EXERCISE: The response should contain only those lines of the entries below that include the string "France".

TASK INPUTS Start Marker

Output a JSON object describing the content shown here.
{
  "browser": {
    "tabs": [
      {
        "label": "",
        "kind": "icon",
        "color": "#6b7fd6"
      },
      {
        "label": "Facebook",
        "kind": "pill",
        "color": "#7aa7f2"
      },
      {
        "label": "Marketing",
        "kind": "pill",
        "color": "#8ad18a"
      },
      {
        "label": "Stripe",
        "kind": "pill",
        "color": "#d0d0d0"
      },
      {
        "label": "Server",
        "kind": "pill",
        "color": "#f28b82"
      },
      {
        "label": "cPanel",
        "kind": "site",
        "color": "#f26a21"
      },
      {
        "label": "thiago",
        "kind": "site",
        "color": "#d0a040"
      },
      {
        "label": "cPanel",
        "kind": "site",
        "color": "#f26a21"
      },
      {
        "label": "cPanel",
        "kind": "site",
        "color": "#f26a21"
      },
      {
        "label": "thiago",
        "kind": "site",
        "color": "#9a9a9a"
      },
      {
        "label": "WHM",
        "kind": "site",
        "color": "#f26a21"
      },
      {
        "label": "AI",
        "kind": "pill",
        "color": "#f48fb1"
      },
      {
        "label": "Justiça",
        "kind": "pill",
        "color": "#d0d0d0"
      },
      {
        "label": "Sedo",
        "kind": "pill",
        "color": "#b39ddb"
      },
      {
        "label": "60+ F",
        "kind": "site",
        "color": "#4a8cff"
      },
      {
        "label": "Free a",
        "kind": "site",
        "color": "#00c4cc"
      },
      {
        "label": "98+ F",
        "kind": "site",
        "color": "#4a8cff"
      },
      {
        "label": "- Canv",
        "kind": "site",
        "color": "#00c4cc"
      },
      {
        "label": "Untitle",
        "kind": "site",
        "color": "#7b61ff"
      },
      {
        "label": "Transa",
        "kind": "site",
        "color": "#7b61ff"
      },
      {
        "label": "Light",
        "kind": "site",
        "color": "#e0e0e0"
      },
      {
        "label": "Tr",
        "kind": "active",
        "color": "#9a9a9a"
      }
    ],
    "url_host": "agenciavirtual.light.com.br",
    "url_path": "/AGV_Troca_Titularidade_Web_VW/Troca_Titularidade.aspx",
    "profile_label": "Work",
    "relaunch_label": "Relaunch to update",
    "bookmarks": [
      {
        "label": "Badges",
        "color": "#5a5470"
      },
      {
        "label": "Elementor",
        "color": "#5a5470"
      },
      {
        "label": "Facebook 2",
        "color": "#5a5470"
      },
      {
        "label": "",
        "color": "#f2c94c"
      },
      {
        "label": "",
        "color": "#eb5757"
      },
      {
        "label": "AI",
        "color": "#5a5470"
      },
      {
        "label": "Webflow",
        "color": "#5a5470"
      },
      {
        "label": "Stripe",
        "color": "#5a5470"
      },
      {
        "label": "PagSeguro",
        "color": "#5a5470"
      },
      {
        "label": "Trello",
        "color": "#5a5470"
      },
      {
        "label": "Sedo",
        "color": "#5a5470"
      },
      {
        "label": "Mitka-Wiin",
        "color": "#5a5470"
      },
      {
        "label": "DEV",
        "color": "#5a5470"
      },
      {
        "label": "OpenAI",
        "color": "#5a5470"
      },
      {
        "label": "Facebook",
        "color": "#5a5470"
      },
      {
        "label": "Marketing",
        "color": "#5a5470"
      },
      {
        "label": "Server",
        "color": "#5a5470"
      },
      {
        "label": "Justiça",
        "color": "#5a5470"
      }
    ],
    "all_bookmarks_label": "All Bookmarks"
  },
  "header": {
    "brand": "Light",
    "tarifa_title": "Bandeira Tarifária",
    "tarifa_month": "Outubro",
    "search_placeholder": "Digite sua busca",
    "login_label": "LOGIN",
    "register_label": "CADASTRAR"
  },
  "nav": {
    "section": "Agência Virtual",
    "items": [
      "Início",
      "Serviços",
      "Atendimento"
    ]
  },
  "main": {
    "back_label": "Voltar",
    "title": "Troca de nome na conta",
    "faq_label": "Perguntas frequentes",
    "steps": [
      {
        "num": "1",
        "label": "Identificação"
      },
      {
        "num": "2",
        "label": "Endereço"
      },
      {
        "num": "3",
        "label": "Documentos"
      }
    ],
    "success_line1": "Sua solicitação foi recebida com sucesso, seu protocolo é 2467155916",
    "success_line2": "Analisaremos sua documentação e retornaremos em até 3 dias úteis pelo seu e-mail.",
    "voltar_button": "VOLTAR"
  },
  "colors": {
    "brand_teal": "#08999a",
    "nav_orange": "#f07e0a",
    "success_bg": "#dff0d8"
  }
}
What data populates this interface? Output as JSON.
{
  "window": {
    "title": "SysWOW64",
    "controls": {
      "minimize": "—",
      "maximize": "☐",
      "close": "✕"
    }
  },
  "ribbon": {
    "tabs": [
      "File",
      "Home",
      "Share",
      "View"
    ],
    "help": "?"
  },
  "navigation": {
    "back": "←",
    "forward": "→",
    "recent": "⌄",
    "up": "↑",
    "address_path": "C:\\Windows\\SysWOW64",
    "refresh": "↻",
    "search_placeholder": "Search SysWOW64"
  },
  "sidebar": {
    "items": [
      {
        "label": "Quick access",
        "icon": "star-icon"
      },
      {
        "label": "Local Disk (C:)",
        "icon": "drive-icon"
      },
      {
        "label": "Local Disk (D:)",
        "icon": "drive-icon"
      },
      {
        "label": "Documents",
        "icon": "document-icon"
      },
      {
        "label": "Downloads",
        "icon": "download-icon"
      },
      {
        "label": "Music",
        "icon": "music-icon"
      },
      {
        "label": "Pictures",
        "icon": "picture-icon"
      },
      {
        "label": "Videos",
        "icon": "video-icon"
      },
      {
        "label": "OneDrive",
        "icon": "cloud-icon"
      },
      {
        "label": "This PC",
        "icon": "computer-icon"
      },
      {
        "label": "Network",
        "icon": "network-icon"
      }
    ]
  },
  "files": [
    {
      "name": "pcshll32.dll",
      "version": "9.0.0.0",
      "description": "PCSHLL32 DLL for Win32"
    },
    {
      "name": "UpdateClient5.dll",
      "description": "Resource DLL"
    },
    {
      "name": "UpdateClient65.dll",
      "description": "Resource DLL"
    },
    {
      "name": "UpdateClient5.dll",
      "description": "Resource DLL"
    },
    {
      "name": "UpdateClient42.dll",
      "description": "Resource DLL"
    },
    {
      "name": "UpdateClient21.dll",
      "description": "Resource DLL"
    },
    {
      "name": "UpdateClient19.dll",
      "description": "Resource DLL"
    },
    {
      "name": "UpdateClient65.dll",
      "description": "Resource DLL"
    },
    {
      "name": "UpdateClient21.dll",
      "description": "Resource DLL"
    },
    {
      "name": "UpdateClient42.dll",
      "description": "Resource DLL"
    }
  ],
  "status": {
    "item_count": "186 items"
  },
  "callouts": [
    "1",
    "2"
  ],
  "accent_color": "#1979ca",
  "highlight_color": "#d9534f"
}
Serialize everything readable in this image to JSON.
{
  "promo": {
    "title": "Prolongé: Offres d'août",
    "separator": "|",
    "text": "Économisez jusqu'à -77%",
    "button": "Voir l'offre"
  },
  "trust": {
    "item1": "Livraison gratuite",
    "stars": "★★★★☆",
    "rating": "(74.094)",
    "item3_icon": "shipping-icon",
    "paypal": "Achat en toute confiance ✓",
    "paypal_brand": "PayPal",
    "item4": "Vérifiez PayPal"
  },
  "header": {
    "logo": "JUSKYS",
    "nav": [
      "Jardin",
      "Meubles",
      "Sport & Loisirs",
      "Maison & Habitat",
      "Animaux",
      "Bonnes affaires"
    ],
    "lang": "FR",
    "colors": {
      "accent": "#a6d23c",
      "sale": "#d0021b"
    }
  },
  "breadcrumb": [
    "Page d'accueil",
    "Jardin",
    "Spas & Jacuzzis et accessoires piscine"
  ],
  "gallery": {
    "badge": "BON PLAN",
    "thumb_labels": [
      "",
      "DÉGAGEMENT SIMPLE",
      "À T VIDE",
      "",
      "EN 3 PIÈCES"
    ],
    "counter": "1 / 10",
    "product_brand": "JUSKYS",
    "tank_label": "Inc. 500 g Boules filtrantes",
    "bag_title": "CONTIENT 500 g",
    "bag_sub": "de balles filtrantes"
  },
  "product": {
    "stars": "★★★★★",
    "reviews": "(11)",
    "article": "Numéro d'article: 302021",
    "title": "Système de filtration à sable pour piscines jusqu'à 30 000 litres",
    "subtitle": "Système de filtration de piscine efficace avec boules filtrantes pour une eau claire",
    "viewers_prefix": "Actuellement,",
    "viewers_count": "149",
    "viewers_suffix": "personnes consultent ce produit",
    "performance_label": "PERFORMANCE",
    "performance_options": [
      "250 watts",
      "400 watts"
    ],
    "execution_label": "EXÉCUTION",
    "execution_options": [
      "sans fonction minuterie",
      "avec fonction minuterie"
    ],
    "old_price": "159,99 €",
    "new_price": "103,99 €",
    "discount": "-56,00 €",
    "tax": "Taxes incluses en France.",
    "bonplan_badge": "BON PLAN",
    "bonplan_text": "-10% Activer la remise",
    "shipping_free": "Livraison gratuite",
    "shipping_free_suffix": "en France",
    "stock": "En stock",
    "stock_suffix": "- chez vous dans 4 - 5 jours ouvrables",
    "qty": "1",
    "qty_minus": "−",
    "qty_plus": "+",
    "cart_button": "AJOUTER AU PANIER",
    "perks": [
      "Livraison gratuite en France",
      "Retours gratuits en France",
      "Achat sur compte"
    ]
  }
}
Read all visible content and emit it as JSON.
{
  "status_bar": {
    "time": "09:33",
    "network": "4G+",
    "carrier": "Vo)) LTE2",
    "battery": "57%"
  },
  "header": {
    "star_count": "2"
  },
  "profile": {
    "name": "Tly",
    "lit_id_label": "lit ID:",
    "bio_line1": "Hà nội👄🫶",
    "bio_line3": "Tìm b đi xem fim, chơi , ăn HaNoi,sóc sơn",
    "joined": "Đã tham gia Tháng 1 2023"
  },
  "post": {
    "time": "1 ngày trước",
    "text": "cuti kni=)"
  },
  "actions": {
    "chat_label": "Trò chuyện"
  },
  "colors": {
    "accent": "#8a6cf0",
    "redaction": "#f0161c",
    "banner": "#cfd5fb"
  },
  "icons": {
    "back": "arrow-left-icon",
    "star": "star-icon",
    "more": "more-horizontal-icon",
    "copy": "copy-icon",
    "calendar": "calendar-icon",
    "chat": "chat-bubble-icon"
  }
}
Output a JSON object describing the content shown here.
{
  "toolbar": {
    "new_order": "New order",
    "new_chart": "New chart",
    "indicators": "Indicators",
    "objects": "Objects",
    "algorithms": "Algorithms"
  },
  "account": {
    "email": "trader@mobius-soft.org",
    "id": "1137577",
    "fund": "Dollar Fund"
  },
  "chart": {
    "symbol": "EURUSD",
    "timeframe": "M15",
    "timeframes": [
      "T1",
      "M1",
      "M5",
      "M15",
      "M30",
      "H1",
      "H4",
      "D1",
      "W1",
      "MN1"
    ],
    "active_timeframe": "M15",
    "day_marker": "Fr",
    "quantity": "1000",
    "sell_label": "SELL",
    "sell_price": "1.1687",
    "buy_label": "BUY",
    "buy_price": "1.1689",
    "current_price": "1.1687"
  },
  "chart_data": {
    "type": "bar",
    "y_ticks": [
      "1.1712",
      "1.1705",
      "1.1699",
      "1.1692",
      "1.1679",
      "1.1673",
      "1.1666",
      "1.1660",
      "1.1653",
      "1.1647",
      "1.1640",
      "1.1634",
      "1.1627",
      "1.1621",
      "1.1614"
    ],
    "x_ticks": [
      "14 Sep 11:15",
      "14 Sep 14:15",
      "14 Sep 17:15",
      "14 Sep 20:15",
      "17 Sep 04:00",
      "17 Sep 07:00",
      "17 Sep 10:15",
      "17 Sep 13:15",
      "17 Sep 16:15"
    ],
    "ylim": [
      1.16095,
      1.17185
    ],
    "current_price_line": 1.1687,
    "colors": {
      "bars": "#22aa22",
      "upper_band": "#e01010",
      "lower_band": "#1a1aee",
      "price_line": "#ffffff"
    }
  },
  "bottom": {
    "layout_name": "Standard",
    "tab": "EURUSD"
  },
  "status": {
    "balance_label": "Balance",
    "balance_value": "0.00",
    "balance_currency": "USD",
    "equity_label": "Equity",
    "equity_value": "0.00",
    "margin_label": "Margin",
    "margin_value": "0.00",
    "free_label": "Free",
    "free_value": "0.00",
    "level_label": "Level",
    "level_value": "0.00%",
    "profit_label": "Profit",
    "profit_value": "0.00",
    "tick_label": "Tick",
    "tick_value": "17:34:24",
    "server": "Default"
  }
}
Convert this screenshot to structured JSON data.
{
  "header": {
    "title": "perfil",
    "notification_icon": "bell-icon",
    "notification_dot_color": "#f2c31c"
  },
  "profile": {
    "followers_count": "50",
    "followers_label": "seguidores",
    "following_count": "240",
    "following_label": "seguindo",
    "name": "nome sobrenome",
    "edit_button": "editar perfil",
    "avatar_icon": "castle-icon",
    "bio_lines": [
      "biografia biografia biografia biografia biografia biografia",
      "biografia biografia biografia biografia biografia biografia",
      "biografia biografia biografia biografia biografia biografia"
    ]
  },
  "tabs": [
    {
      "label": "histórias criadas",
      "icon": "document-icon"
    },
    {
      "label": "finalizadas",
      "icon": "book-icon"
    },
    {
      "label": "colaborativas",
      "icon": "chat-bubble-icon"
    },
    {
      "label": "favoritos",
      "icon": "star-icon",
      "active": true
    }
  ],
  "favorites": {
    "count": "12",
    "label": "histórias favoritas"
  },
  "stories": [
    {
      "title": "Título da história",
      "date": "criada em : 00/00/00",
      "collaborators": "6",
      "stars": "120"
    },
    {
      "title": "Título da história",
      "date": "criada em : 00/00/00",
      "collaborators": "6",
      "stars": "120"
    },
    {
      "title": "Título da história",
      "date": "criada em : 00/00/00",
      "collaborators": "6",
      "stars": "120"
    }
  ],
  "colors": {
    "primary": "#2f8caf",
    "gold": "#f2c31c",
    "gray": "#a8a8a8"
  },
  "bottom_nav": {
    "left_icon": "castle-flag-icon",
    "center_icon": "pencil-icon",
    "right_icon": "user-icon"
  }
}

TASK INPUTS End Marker

RESPONSE:
    "tax": "Taxes incluses en France.",
    "shipping_free_suffix": "en France",
      "Livraison gratuite en France",
      "Retours gratuits en France",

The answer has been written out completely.